I am always puzzled by those that do not appreciate big time and little time. And it is so easy to learn….
Amazon.com: Books: Good to Great: Why Some Companies Make the Leap… and Others Don’t by Jim Collins
You hear a lot about these so called savior books. Books that “change paradigms” or “thought lead.” I never think much about these books … but Good to Great is the real deal.
This book on tape was given to me by Diana Westnedge — it made getting into the car so much more enticing. The cogent overview and the chock-full of examples and data was very informative. I was hooked.
The mission was to find companies that for 15 years had an average stock performance that lagged the market and then, after a transition, had at least 15 years of beating the market by at least 3 times. In the United States, there are only 11 companies that fit this criteria. Good to Great details the similarities between these 11 companies and gives an overview of how these transitions happened from a “good” company to a “great” company.
Summation: this book is certainly worth a read (or a listen to)…
Amazon.com: Books: From Bush to Bush: The Lazlo Toth Letters by Don Novello
This is the third Lazlo letters — which has been going on for well over 30 years. Novello (better known as Father Guido Sarducci) is absolutely hilarious. This book was given to me by my college friend Mark Schlosberg … who is the person that introduced me to Lazlo ten years ago.
If you are looking for a good laugh and a light read, I highly suggest this book. Stand up! Hilarious …
Steve Cook at the Council on Foreign Relations is one of the brightest minds on the Middle East. I rely on him for insights into the region — especially when I travel there.
In today’s New York Times, Steve writes an interesting opinion Opinion > Op-Ed Contributor: Hearts, Minds and Hearings” href=”http://www.nytimes.com/2004/07/06/opinion/06COOK.html?pagewanted=print&position=”>that Al Hurra should be transformed to Arab-world C-SPAN.

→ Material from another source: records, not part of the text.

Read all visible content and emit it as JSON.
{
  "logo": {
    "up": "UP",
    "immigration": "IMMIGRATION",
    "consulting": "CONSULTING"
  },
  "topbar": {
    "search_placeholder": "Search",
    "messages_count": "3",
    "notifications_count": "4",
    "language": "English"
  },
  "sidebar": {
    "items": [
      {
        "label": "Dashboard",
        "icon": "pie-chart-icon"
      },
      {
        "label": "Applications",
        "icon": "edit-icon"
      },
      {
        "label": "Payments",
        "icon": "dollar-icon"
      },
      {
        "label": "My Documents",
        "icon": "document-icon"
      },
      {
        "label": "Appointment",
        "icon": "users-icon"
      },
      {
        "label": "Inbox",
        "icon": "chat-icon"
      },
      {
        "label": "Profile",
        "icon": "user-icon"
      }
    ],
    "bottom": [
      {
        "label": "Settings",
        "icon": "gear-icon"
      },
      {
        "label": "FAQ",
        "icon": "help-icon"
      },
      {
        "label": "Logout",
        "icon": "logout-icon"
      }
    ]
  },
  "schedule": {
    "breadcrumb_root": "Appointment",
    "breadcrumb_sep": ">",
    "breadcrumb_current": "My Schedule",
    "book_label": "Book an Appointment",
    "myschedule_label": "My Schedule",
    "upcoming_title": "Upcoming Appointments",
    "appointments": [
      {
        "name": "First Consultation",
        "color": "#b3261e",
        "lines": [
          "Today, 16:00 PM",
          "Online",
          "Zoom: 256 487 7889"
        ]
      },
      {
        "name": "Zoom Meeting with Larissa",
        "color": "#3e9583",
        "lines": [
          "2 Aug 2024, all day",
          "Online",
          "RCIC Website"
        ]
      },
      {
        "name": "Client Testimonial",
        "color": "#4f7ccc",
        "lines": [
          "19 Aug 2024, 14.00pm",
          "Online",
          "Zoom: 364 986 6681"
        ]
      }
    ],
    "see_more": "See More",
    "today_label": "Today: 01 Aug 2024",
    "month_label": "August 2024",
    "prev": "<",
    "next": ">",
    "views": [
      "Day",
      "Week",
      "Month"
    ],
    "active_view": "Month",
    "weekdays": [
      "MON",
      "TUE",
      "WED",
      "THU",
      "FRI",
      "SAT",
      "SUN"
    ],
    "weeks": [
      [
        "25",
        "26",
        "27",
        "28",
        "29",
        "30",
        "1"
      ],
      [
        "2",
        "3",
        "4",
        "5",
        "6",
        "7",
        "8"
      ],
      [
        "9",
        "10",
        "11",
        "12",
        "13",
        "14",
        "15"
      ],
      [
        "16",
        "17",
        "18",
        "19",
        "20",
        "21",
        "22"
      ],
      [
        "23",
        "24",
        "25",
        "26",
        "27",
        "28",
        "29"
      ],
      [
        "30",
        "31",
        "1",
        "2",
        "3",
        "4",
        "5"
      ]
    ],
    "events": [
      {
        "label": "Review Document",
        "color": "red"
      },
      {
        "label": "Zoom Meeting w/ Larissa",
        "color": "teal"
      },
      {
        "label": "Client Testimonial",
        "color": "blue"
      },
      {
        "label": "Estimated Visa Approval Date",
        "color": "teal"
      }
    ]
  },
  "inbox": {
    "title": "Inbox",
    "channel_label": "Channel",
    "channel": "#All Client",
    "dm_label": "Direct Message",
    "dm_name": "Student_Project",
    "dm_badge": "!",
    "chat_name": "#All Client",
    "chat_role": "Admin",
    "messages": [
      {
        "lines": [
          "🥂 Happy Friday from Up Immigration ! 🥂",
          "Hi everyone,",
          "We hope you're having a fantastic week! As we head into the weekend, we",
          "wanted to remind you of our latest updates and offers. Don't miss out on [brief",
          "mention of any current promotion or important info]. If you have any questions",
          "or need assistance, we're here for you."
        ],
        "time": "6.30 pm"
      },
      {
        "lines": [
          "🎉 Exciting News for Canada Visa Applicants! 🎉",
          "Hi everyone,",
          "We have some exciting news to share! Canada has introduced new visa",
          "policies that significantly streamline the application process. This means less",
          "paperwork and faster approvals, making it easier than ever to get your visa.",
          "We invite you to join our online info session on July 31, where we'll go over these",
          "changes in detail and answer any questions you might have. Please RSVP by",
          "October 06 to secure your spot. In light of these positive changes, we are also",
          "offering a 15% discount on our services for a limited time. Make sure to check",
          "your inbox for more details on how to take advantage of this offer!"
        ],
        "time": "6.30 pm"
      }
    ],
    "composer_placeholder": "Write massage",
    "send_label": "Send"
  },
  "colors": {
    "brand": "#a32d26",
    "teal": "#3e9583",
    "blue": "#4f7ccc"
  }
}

Al Hurra is the U.S.-backed television station who’s goal is to promote free speech and openness in the Arab world.
Summation: Read Steve Cook’s piece.